The court found that this evidence created a jury issue as to whether the supervisor knew or should have known that sexual harassment was the cause of the plaintiff’s distress and that it was continuing.
The normal reaction to “love spats” and rumors is to mind one’s own business, and avoid gossip and speculation. Duch provides a good lesson that front-line supervisors should never take this approach if they suspect workplace harassment. The safer course would have been for this supervisor to have reported his information and suspicions to Human Resources, and to have allowed HR to determine whether further investigation and action were necessary. By putting their heads in the sand, supervisors can expose companies to significant liability. This is even more true in retail environments, which necessarily operate with minimal central supervision. By the time corporate management becomes aware of potential harassment at a retail facility, it will probably be too late to remedy the situation unless the outlet management reports it as soon as a reasonable suspicion arises.

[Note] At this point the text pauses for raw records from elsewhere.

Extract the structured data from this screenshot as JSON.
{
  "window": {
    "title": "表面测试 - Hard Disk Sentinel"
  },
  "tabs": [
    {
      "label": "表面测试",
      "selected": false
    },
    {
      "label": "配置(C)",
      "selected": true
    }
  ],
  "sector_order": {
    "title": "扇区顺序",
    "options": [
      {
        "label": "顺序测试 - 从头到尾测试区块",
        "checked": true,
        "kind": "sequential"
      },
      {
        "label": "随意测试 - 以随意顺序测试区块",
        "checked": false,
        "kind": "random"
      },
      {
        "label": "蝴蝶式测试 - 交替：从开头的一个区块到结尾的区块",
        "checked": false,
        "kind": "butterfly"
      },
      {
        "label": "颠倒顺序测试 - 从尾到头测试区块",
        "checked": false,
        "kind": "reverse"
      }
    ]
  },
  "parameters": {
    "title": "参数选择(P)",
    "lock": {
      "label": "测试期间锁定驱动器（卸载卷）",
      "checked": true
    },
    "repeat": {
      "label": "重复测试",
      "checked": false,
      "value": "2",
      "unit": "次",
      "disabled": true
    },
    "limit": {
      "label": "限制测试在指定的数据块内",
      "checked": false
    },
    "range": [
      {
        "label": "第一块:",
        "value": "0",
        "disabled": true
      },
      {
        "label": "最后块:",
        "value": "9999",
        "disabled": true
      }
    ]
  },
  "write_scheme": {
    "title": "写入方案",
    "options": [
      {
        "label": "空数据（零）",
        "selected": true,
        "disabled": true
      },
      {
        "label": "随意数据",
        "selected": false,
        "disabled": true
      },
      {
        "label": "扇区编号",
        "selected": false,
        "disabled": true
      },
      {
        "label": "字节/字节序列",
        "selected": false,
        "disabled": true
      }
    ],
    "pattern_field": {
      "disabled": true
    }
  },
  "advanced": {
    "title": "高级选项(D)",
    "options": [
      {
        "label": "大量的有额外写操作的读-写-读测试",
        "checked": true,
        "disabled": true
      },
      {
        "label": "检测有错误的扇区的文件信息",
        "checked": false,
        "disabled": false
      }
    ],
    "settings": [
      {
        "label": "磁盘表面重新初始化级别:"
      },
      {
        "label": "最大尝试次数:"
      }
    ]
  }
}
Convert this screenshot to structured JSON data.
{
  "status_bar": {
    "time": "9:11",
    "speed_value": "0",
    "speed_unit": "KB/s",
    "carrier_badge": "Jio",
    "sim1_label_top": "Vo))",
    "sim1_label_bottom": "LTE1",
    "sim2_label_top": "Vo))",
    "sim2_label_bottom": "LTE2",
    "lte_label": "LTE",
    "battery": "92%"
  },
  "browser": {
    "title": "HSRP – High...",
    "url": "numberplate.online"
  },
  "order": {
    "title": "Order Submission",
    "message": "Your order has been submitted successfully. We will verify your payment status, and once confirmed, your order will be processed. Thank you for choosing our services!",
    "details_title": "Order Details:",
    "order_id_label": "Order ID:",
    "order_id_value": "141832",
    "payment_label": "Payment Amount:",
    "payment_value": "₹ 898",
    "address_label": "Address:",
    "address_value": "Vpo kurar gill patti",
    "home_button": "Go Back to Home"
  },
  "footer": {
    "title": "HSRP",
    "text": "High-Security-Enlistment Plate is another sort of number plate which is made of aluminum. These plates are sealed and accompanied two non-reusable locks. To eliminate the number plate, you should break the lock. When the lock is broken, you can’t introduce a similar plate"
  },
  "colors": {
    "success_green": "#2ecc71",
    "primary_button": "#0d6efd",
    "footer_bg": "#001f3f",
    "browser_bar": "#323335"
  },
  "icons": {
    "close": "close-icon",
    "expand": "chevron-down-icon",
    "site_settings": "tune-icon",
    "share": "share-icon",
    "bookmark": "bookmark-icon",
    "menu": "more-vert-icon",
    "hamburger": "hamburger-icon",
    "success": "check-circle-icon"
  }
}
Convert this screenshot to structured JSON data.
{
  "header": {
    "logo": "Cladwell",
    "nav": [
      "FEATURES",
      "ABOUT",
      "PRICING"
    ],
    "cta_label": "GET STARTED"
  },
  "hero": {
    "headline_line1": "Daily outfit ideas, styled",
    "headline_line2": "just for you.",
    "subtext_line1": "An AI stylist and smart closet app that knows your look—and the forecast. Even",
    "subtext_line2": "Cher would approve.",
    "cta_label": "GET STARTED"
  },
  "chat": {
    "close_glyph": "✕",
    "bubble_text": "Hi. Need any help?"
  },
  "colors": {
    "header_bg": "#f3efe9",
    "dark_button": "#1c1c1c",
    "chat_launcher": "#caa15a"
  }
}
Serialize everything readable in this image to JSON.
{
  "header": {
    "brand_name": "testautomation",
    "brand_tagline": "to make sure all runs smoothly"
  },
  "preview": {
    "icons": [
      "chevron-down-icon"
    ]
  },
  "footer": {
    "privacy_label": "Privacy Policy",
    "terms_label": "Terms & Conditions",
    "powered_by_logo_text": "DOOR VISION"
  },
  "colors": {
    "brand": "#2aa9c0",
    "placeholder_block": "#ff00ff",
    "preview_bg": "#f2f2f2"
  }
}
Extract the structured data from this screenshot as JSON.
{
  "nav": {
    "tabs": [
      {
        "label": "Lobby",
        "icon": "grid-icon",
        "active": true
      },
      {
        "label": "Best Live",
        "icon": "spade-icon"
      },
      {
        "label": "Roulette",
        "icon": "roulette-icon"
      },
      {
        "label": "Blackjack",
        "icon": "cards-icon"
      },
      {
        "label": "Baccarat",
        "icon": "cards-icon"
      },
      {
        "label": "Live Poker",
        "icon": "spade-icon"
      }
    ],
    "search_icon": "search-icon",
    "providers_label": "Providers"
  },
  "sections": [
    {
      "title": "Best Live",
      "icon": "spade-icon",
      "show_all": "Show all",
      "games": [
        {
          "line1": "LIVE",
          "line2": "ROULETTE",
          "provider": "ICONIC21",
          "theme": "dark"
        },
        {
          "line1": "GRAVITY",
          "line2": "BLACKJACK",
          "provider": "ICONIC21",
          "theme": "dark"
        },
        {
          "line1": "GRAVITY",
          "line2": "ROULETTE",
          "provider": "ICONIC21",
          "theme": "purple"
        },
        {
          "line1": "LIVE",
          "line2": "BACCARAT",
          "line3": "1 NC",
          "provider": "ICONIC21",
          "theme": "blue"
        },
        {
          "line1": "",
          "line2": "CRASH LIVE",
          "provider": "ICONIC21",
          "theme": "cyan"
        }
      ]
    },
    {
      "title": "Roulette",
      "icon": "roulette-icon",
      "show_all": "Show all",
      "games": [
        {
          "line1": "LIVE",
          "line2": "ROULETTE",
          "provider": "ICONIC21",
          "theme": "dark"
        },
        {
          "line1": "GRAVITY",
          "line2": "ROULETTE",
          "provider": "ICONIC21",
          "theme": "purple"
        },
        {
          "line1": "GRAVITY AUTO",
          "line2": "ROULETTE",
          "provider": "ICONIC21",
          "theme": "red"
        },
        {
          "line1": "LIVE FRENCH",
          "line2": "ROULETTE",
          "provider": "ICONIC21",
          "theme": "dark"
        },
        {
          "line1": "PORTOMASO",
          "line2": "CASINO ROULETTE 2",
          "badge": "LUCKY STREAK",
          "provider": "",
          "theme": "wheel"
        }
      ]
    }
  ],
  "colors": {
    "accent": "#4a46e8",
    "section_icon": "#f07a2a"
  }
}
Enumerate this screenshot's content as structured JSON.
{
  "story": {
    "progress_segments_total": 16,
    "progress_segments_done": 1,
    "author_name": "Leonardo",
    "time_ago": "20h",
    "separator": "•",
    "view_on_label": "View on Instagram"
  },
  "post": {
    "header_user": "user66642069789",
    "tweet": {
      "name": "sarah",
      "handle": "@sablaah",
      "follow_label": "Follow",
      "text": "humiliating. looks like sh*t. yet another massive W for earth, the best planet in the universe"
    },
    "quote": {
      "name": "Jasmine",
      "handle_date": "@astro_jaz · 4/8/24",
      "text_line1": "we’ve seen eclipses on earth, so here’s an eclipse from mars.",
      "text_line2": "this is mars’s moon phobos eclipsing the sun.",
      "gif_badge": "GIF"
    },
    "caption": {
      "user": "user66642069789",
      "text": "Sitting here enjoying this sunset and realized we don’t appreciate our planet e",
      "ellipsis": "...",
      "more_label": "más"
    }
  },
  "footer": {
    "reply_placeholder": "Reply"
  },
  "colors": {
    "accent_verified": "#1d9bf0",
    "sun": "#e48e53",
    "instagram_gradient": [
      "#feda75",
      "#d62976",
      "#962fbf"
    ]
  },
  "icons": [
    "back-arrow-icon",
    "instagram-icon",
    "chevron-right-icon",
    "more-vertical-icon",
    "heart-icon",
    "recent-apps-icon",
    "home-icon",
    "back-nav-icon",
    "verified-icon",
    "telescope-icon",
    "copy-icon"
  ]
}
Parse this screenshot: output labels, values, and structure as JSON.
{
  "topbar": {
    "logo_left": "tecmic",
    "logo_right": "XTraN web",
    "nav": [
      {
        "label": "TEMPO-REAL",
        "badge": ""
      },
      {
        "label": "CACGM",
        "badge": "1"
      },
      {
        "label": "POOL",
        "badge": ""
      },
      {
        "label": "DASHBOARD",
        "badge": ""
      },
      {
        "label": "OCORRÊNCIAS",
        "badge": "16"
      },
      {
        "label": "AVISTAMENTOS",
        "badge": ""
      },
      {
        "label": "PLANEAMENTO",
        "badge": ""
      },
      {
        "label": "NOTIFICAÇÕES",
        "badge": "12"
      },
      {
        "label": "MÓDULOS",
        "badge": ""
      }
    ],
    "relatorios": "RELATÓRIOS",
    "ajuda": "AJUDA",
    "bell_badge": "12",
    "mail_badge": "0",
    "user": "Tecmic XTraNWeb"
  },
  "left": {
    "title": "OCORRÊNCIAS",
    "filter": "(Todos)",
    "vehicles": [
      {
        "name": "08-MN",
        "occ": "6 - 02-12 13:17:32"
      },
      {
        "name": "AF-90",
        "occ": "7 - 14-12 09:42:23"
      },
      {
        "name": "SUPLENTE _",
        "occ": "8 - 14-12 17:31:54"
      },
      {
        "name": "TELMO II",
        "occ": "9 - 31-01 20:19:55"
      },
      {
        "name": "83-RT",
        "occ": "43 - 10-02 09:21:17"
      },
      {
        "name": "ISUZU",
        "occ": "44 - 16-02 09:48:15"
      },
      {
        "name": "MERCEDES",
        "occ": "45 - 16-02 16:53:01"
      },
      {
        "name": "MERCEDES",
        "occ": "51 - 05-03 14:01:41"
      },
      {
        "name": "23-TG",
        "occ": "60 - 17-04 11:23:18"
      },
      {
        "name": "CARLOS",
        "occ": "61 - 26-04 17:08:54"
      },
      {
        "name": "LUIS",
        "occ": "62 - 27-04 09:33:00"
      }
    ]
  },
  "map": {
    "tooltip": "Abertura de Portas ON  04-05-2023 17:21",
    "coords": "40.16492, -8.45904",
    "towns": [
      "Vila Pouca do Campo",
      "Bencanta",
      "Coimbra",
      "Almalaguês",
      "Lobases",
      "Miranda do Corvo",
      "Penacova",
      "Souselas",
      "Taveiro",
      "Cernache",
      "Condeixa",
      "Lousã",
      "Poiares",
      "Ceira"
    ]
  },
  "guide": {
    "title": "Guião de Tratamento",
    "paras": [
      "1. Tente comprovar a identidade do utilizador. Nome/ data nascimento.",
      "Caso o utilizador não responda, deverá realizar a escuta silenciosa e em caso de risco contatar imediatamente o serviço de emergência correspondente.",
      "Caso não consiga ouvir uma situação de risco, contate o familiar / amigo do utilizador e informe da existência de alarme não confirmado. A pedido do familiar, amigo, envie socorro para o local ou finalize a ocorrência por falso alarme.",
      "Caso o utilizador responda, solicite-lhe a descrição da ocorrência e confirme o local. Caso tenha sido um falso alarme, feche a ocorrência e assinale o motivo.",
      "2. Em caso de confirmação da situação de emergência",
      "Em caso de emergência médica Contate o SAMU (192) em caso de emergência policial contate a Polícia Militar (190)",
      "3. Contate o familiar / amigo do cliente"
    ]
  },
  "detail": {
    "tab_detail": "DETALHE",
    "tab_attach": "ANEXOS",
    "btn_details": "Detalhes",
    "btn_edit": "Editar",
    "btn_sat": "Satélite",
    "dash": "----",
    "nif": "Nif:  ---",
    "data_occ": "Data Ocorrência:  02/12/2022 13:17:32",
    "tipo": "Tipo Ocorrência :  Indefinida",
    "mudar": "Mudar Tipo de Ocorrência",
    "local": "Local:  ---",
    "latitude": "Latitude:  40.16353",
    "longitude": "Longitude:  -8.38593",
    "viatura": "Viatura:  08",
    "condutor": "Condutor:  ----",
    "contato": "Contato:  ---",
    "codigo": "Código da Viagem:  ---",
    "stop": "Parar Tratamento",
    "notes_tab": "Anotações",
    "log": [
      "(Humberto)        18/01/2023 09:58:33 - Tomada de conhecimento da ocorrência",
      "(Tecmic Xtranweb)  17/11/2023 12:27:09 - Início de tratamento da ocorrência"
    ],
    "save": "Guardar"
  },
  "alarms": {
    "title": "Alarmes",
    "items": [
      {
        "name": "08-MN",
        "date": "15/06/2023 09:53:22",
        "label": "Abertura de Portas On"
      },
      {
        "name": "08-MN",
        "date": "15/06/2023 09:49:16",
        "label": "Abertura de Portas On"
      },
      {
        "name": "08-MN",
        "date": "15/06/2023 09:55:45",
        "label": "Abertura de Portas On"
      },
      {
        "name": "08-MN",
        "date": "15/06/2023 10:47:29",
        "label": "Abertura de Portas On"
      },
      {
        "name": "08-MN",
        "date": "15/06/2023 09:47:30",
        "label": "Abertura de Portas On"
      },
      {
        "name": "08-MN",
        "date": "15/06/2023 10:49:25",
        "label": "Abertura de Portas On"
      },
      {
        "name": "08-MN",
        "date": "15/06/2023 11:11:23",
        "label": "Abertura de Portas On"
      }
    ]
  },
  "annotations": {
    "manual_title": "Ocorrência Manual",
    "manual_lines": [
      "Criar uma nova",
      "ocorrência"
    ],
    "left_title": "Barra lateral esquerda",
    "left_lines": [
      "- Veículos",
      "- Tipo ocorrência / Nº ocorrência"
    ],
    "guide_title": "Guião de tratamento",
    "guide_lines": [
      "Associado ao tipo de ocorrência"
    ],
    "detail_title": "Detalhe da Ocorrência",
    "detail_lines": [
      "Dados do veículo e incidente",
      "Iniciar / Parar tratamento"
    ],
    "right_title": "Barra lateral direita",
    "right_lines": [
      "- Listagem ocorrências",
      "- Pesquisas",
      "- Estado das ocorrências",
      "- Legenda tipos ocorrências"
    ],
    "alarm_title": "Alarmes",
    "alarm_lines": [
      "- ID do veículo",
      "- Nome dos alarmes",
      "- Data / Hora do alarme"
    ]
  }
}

Constangy, Brooks & Smith, LLP has counseled employers on labor and employment law matters, exclusively, since 1946. A “Go To” Law Firm in Corporate Counsel and Fortune Magazine, it represents Fortune 500 corporations and small companies across the country. Its attorneys are consistently rated as top lawyers in their practice areas by sources such as Chambers USA, Martindale-Hubbell, Super Lawyers, and Top One Hundred Labor Attorneys in the United States. More than 120 lawyers partner with clients to provide cost-effective legal services and sound preventive advice to enhance the employer-employee relationship. Offi ces are located in Georgia, Florida, South Carolina, North Carolina, Tennessee, Alabama, Virginia, Missouri, Illinois, Wisconsin, Texas, California, Massachusetts and New Jersey. For more information, visit www.constangy.com.